[TASK STATEMENT]:
Set down each line of the data exactly, but not the pictures.

[DATASET EXTRACT]:
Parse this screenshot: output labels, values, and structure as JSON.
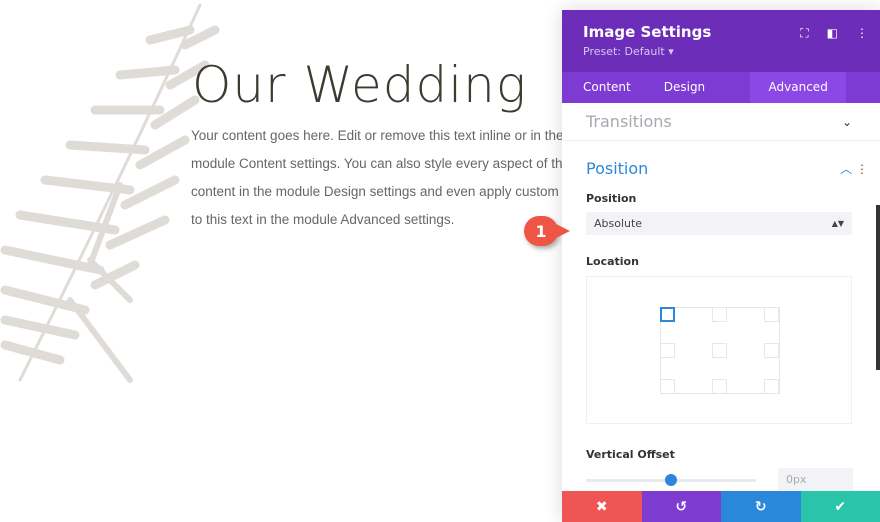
{
  "page": {
    "title": "Our Wedding",
    "body_lines": [
      "Your content goes here. Edit or remove this text inline or in the",
      "module Content settings. You can also style every aspect of this",
      "content in the module Design settings and even apply custom",
      "to this text in the module Advanced settings."
    ]
  },
  "panel": {
    "title": "Image Settings",
    "preset": "Preset: Default ▾",
    "tabs": [
      "Content",
      "Design",
      "Advanced"
    ],
    "active_tab": "Advanced",
    "transitions_label": "Transitions",
    "position_section": "Position",
    "position_label": "Position",
    "position_value": "Absolute",
    "location_label": "Location",
    "location_selected": "top-left",
    "vertical_offset_label": "Vertical Offset",
    "vertical_offset_value": "0px",
    "vertical_offset_slider_percent": 50
  },
  "annotation": {
    "number": "1"
  },
  "colors": {
    "header": "#6c2eb9",
    "accent": "#2b87da",
    "cancel": "#ef5555",
    "undo": "#7e3bd0",
    "redo": "#2b87da",
    "save": "#29c4a9"
  }
}
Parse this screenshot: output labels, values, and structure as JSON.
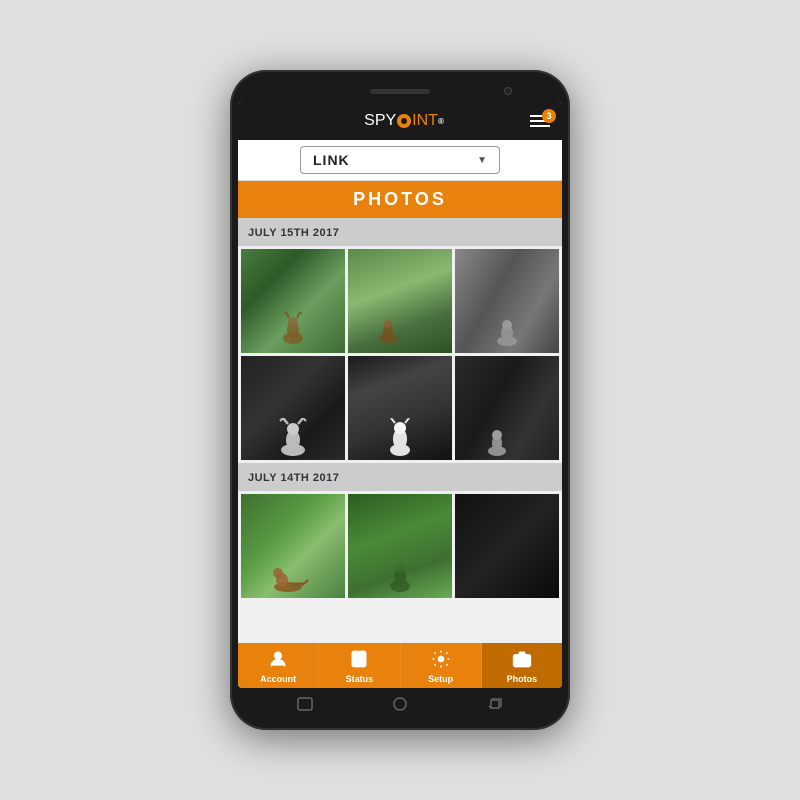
{
  "phone": {
    "speaker_aria": "speaker",
    "camera_aria": "front-camera"
  },
  "header": {
    "logo_spy": "SPY",
    "logo_point": "P",
    "logo_rest": "INT",
    "notification_count": "3",
    "menu_aria": "menu"
  },
  "device_selector": {
    "selected": "LINK",
    "dropdown_aria": "device dropdown"
  },
  "page_title": "PHOTOS",
  "sections": [
    {
      "date": "JULY 15TH 2017",
      "photos": [
        {
          "id": "p1",
          "type": "day-1",
          "aria": "deer in woods daytime"
        },
        {
          "id": "p2",
          "type": "day-2",
          "aria": "deer in woods daytime 2"
        },
        {
          "id": "p3",
          "type": "day-3",
          "aria": "deer grayscale"
        },
        {
          "id": "p4",
          "type": "night-1",
          "aria": "deer night vision buck"
        },
        {
          "id": "p5",
          "type": "night-2",
          "aria": "deer night vision white"
        },
        {
          "id": "p6",
          "type": "night-3",
          "aria": "deer night vision side"
        }
      ]
    },
    {
      "date": "JULY 14TH 2017",
      "photos": [
        {
          "id": "p7",
          "type": "day2-1",
          "aria": "deer running woods"
        },
        {
          "id": "p8",
          "type": "day2-2",
          "aria": "deer green woods"
        },
        {
          "id": "p9",
          "type": "dark-1",
          "aria": "very dark photo"
        }
      ]
    }
  ],
  "bottom_nav": [
    {
      "id": "account",
      "label": "Account",
      "icon": "person",
      "active": false
    },
    {
      "id": "status",
      "label": "Status",
      "icon": "list",
      "active": false
    },
    {
      "id": "setup",
      "label": "Setup",
      "icon": "gear",
      "active": false
    },
    {
      "id": "photos",
      "label": "Photos",
      "icon": "camera",
      "active": true
    }
  ],
  "phone_nav": {
    "back": "◁",
    "home": "○",
    "recent": "□"
  }
}
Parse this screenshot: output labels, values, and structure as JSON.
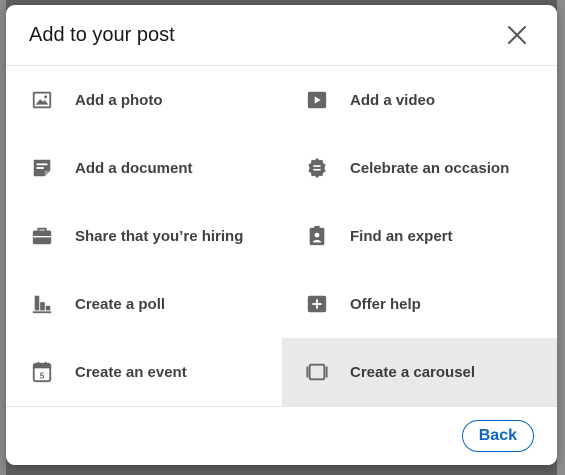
{
  "modal": {
    "title": "Add to your post",
    "close_icon": "close-icon",
    "back_label": "Back",
    "accent": "#0a66c2",
    "icon_color": "#666666",
    "selected_bg": "#e9e9e9"
  },
  "items": [
    {
      "label": "Add a photo",
      "icon": "image-icon"
    },
    {
      "label": "Add a video",
      "icon": "video-icon"
    },
    {
      "label": "Add a document",
      "icon": "document-icon"
    },
    {
      "label": "Celebrate an occasion",
      "icon": "celebrate-badge-icon"
    },
    {
      "label": "Share that you’re hiring",
      "icon": "briefcase-icon"
    },
    {
      "label": "Find an expert",
      "icon": "clipboard-person-icon"
    },
    {
      "label": "Create a poll",
      "icon": "bar-chart-icon"
    },
    {
      "label": "Offer help",
      "icon": "plus-box-icon"
    },
    {
      "label": "Create an event",
      "icon": "calendar-icon"
    },
    {
      "label": "Create a carousel",
      "icon": "carousel-icon",
      "selected": true
    }
  ]
}
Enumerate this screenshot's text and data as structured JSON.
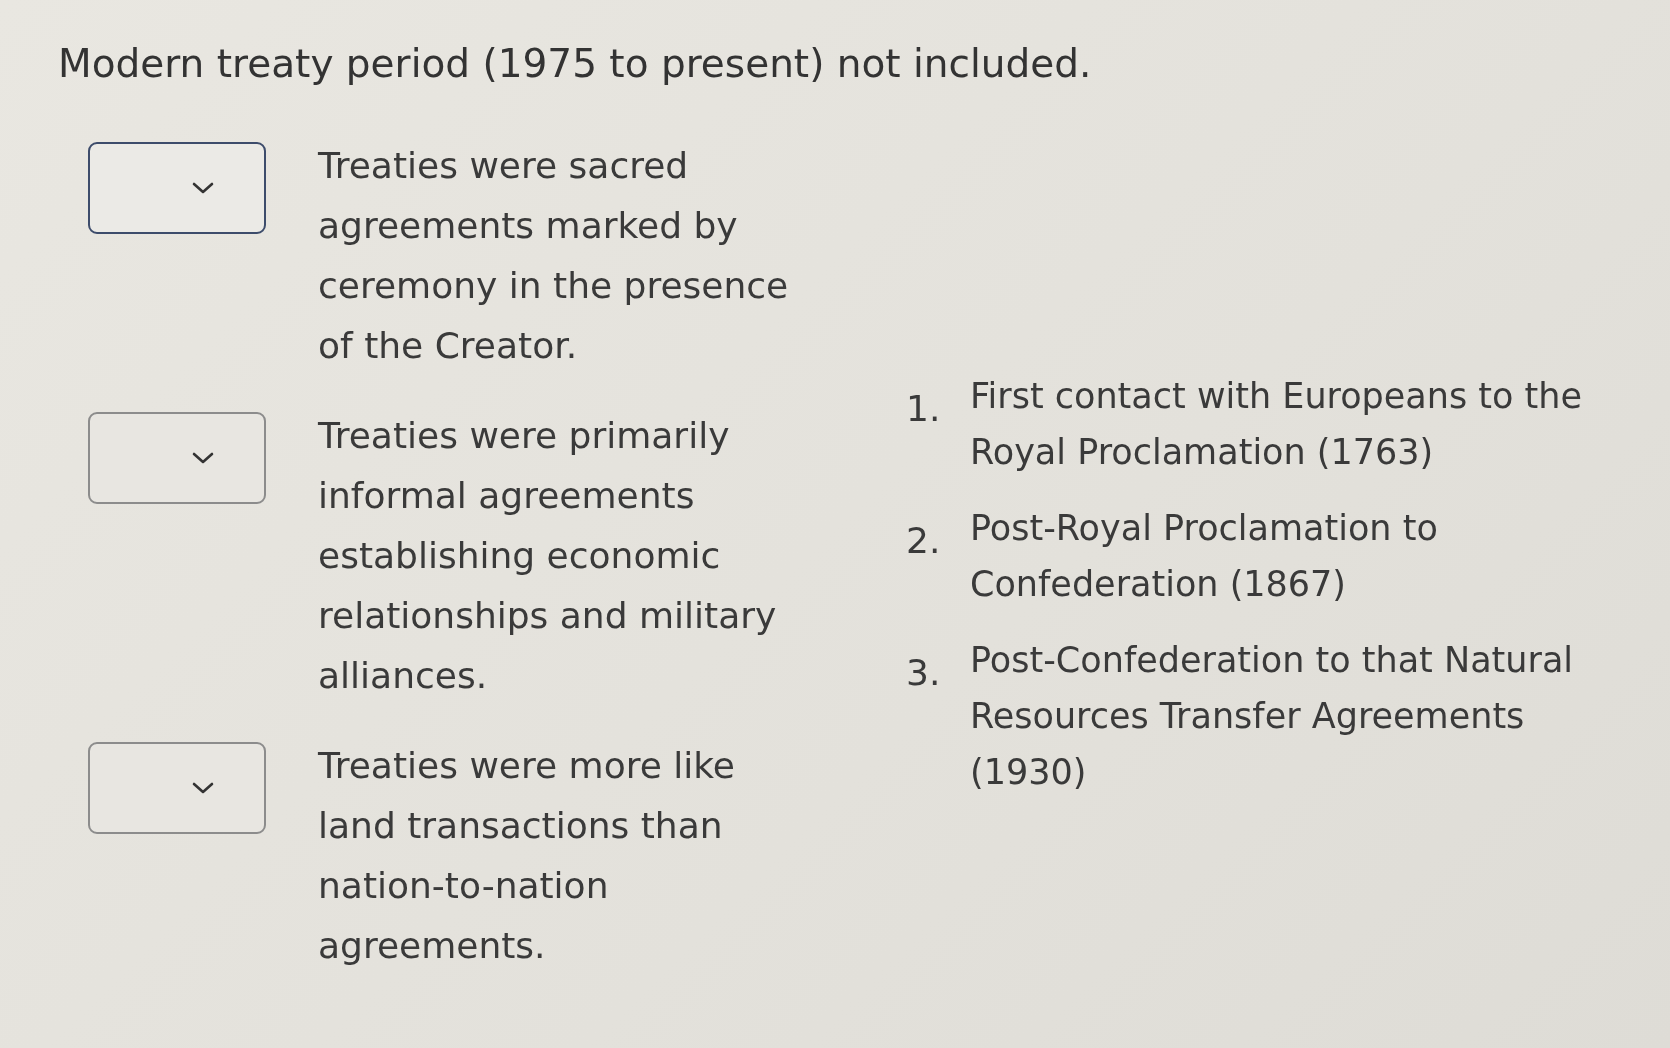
{
  "heading": "Modern treaty period (1975 to present) not included.",
  "statements": [
    {
      "text": "Treaties were sacred agreements marked by ceremony in the presence of the Creator.",
      "focused": true
    },
    {
      "text": "Treaties were primarily informal agreements establishing economic relationships and military alliances.",
      "focused": false
    },
    {
      "text": "Treaties were more like land transactions than nation-to-nation agreements.",
      "focused": false
    }
  ],
  "periods": [
    {
      "number": "1.",
      "text": "First contact with Europeans to the Royal Proclamation (1763)"
    },
    {
      "number": "2.",
      "text": "Post-Royal Proclamation to Confederation (1867)"
    },
    {
      "number": "3.",
      "text": "Post-Confederation to that Natural Resources Transfer Agreements (1930)"
    }
  ]
}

[ANSWER]:
Parse this screenshot: output labels, values, and structure as JSON.
{
  "page": {
    "title": "Our Wedding",
    "body_lines": [
      "Your content goes here. Edit or remove this text inline or in the",
      "module Content settings. You can also style every aspect of this",
      "content in the module Design settings and even apply custom",
      "to this text in the module Advanced settings."
    ]
  },
  "panel": {
    "title": "Image Settings",
    "preset": "Preset: Default ▾",
    "tabs": [
      "Content",
      "Design",
      "Advanced"
    ],
    "active_tab": "Advanced",
    "transitions_label": "Transitions",
    "position_section": "Position",
    "position_label": "Position",
    "position_value": "Absolute",
    "location_label": "Location",
    "location_selected": "top-left",
    "vertical_offset_label": "Vertical Offset",
    "vertical_offset_value": "0px",
    "vertical_offset_slider_percent": 50
  },
  "annotation": {
    "number": "1"
  },
  "colors": {
    "header": "#6c2eb9",
    "accent": "#2b87da",
    "cancel": "#ef5555",
    "undo": "#7e3bd0",
    "redo": "#2b87da",
    "save": "#29c4a9"
  }
}
Parse this screenshot: output labels, values, and structure as JSON.
{
  "phone": {
    "speaker_aria": "speaker",
    "camera_aria": "front-camera"
  },
  "header": {
    "logo_spy": "SPY",
    "logo_point": "P",
    "logo_rest": "INT",
    "notification_count": "3",
    "menu_aria": "menu"
  },
  "device_selector": {
    "selected": "LINK",
    "dropdown_aria": "device dropdown"
  },
  "page_title": "PHOTOS",
  "sections": [
    {
      "date": "JULY 15TH 2017",
      "photos": [
        {
          "id": "p1",
          "type": "day-1",
          "aria": "deer in woods daytime"
        },
        {
          "id": "p2",
          "type": "day-2",
          "aria": "deer in woods daytime 2"
        },
        {
          "id": "p3",
          "type": "day-3",
          "aria": "deer grayscale"
        },
        {
          "id": "p4",
          "type": "night-1",
          "aria": "deer night vision buck"
        },
        {
          "id": "p5",
          "type": "night-2",
          "aria": "deer night vision white"
        },
        {
          "id": "p6",
          "type": "night-3",
          "aria": "deer night vision side"
        }
      ]
    },
    {
      "date": "JULY 14TH 2017",
      "photos": [
        {
          "id": "p7",
          "type": "day2-1",
          "aria": "deer running woods"
        },
        {
          "id": "p8",
          "type": "day2-2",
          "aria": "deer green woods"
        },
        {
          "id": "p9",
          "type": "dark-1",
          "aria": "very dark photo"
        }
      ]
    }
  ],
  "bottom_nav": [
    {
      "id": "account",
      "label": "Account",
      "icon": "person",
      "active": false
    },
    {
      "id": "status",
      "label": "Status",
      "icon": "list",
      "active": false
    },
    {
      "id": "setup",
      "label": "Setup",
      "icon": "gear",
      "active": false
    },
    {
      "id": "photos",
      "label": "Photos",
      "icon": "camera",
      "active": true
    }
  ],
  "phone_nav": {
    "back": "◁",
    "home": "○",
    "recent": "□"
  }
}
Parse this screenshot: output labels, values, and structure as JSON.
{
  "modal": {
    "title": "Add to your post",
    "close_icon": "close-icon",
    "back_label": "Back",
    "accent": "#0a66c2",
    "icon_color": "#666666",
    "selected_bg": "#e9e9e9"
  },
  "items": [
    {
      "label": "Add a photo",
      "icon": "image-icon"
    },
    {
      "label": "Add a video",
      "icon": "video-icon"
    },
    {
      "label": "Add a document",
      "icon": "document-icon"
    },
    {
      "label": "Celebrate an occasion",
      "icon": "celebrate-badge-icon"
    },
    {
      "label": "Share that you’re hiring",
      "icon": "briefcase-icon"
    },
    {
      "label": "Find an expert",
      "icon": "clipboard-person-icon"
    },
    {
      "label": "Create a poll",
      "icon": "bar-chart-icon"
    },
    {
      "label": "Offer help",
      "icon": "plus-box-icon"
    },
    {
      "label": "Create an event",
      "icon": "calendar-icon"
    },
    {
      "label": "Create a carousel",
      "icon": "carousel-icon",
      "selected": true
    }
  ]
}
Enumerate this screenshot's text and data as structured JSON.
{
  "heading": "Modern treaty period (1975 to present) not included.",
  "statements": [
    {
      "text": "Treaties were sacred agreements marked by ceremony in the presence of the Creator.",
      "focused": true
    },
    {
      "text": "Treaties were primarily informal agreements establishing economic relationships and military alliances.",
      "focused": false
    },
    {
      "text": "Treaties were more like land transactions than nation-to-nation agreements.",
      "focused": false
    }
  ],
  "periods": [
    {
      "number": "1.",
      "text": "First contact with Europeans to the Royal Proclamation (1763)"
    },
    {
      "number": "2.",
      "text": "Post-Royal Proclamation to Confederation (1867)"
    },
    {
      "number": "3.",
      "text": "Post-Confederation to that Natural Resources Transfer Agreements (1930)"
    }
  ]
}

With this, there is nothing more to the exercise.